It reminds me of what Jackie Gleason said about critics... "They have the map, but they don't know how to drive the bus".

Posted by: Mark on June 26, 2004 07:16 PM

____

It reminds me of what Jackie Gleason said about critics... "They have a map, but they don't know how to drive the bus".

Posted by: Mark on June 26, 2004 07:16 PM

____

I expect GWB to spend his retirement, first, with the International War Crimes Tribunal -- as a defendant -- and then later in what might be described as "quiet seclusion".

Or at least that, or something like it, is how I'd like to see GWB spend his retirement years. I mean, he's earned it.

Posted by: themusk on June 26, 2004 11:27 PM

____

Some have pointed out what they believe is the most cynical view on this -- that the press really is incompetent.

I would say, though, that my view is yet more cynical: It's not that Saletan, Isikoff, Kosova, and Kakutani actually hold these views. I think they do find the policy wrangling fascinating. I think they are engaged.

No, what I'm afraid is, they want a constant drumbeat message to the bulk of the American people that these matters are boring, dull, trivial, etc.

The base message always is, "You unwashed masses shouldn't take an interest in this.
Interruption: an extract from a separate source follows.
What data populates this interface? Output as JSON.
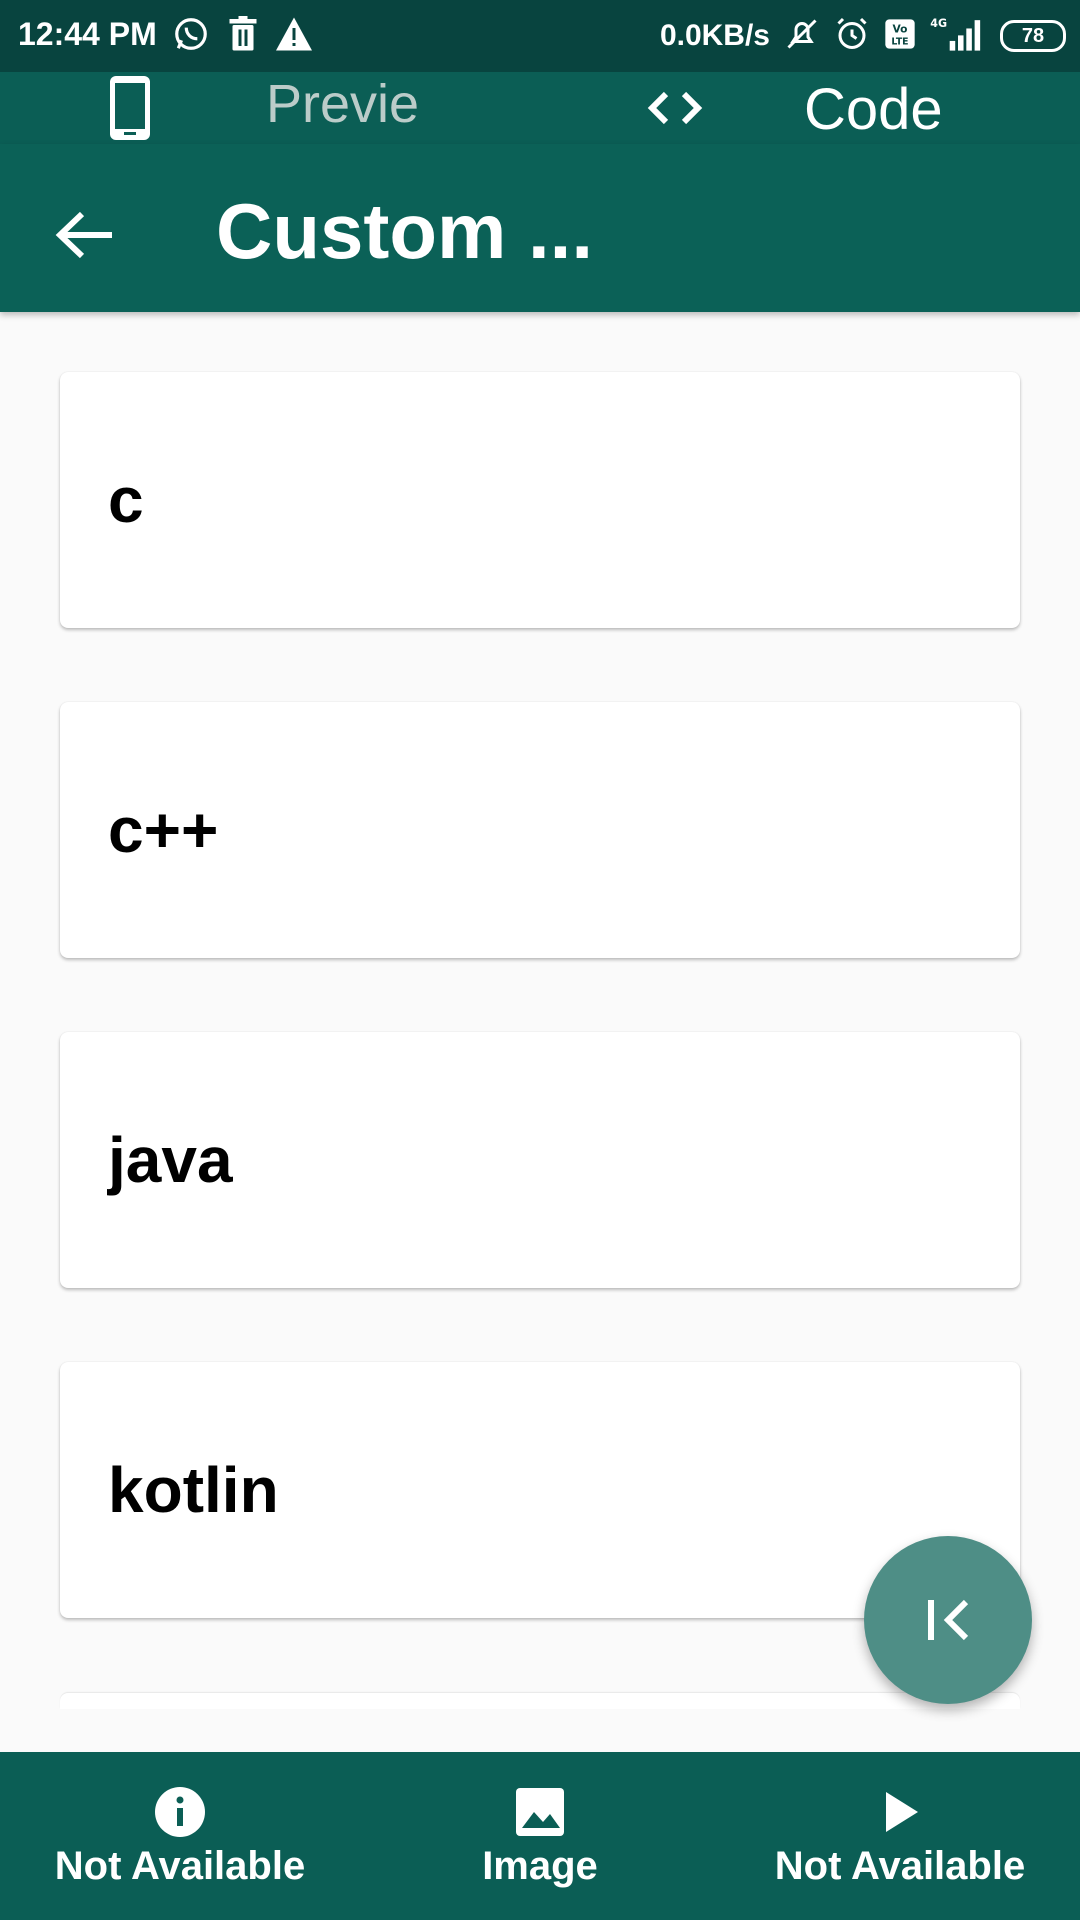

Leave the driving to people like us."

And that is the single most corrosive -- and untrue -- position the press pushes.

Note: I don't know how many people have commented on this to you in the past, but as a first time poster, I would like to ask if you could activate at least the italics tag in HTML. While I don't agree with the position of disabling HTML, I understand it. But I fail to see the security aspects of disabling italics, which is how such measures are usually justified.

Posted by: Hal O'Brien on June 27, 2004 03:33 PM

____

Good post Hal ( can't help you with the tech stuff though, sorry)
Your cynicism is more sophisticated than mine: I don't believe they are competent enough to dumb-it-down in the way you describe. Do you have evidence that any of them can critique economic policy? I could be persuaded if you had sources.
The senior editorial decision to pass the task to the Gossip writers is the political action that generates the (my) cynicism.

Posted by: calmo on June 27, 2004 09:29 PM

____

Cheaper Digital Cameras have great information on a wide range of cheap digital cameras available online
http://www.cheaper-digital-cameras.uk.com

Posted by: cheap digital cameras on August 1, 2004 03:27 PM

____

Post a comment
















__